‘The Death and Life of Marsha P. Johnson’ Celebrates the Black Trans Revolutionary’s Activism and Tries to Solve the Mystery of Her Death

By catherine lizette gonzalez Oct 06, 2017

For many people, Marsha P. Johnson is revered as the Rosa Parks of the LGBT Movement. Johnson famously led in the 1969 Stonewall rebellion against anti-trans and -gay police harrassment, raids and violence, igniting the queer and trans liberation movement at large. Alongside her best friend, Sylvia Rivera, she co-founded the first ever transgender advocacy organization, which they named Street Transvestite Action Revolutionaries. And with very limited resources, they converted an old rundown building in Manhattan into a safe home for trans and gender non-conforming people.

When Johnson’s body was found floating in the Hudson River in 1992, the New York City Police Department ruled her death as a suicide. But for the last 25 years, her close friends and allies have disputed this investigation. Now, director David France ("How to Survive A Plague") revisits Johnon’s tragic death and her remarkable life in the new documentary, "The Death and Life of Marsha P. Johnson."

In the film, Johnson’s friend and fellow activist Victoria Cruz delves into the case, interviewing detectives and people with leads, and examining rare, archival footage. Cruz, who is a retired crime victim advocate at the New York City Anti-Violence Project, reveals how Johnson’s case speaks to the injustice and rampant violence trans women—especially trans women of color—continue to face in contemporary society.

"[In 2017] there have been 21 murders of gender non-conforming people, and 18 of those people were trans women of color," Cruz tells Colorlines. "It seems like nothing has changed."

Along with Johnson’s investigation, the film also chronicles protests and legal proceedings following the 2013 murder of Islan Nettles, a Black trans woman fatally beaten by a cisgender man who flirted with her and then claimed that she had "fooled" him into it. The film examines how, for many trans victims of hate crimes, their cases turn cold, or the judicial system often weighs in favor of perpetrators. "There is still bias, and there is still racial animus that needs to be addressed," director France tells Colorlines.

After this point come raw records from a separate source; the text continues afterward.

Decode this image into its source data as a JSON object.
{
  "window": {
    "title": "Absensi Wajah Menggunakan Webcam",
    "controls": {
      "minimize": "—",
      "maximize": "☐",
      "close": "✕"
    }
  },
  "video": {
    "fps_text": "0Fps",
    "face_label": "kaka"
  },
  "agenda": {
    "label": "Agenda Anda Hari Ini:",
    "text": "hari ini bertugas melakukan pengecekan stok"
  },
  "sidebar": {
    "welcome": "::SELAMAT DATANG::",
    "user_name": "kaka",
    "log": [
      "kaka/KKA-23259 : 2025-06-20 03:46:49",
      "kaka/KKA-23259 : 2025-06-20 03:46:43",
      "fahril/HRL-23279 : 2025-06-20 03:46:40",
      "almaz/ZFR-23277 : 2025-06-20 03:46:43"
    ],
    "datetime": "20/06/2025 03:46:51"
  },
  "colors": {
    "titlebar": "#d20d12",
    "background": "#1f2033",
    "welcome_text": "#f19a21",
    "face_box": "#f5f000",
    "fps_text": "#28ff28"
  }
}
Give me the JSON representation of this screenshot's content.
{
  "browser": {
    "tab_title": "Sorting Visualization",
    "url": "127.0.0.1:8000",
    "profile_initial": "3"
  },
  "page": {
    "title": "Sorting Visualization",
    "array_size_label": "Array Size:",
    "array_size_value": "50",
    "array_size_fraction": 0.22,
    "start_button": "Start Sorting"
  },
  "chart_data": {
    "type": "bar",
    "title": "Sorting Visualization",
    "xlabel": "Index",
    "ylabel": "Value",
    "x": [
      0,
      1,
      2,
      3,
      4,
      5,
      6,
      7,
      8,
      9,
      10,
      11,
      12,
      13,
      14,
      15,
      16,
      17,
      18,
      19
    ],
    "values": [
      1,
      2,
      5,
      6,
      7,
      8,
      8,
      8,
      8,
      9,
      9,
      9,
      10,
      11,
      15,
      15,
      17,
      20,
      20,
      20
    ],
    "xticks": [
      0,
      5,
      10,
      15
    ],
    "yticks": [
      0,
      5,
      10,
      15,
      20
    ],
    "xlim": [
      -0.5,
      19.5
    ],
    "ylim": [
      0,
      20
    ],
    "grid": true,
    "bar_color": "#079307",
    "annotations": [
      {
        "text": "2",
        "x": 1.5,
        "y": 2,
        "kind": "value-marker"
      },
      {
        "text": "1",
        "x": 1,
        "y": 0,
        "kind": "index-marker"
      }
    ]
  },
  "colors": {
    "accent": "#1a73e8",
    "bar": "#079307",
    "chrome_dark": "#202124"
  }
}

The story of Marsha P. Johnson presents us with the history of how trans women of color revolutionized our everyday lives and culture through their fight for dignity and justice. Yet, anti-trans and racist bias continues to deprive many trans women of color from accessing basic necessities like housing, healthcare and employment. And they are still disproportionately targeted by fatal hate crimes. "We were the vanguards of this movement. Without trans people acting up, there would be no Stonewall," says Cruz. "We’ve won many battles but the war keeps on."

"The Death and Life of Marsha P. Johnson" is now available to stream on Netflix.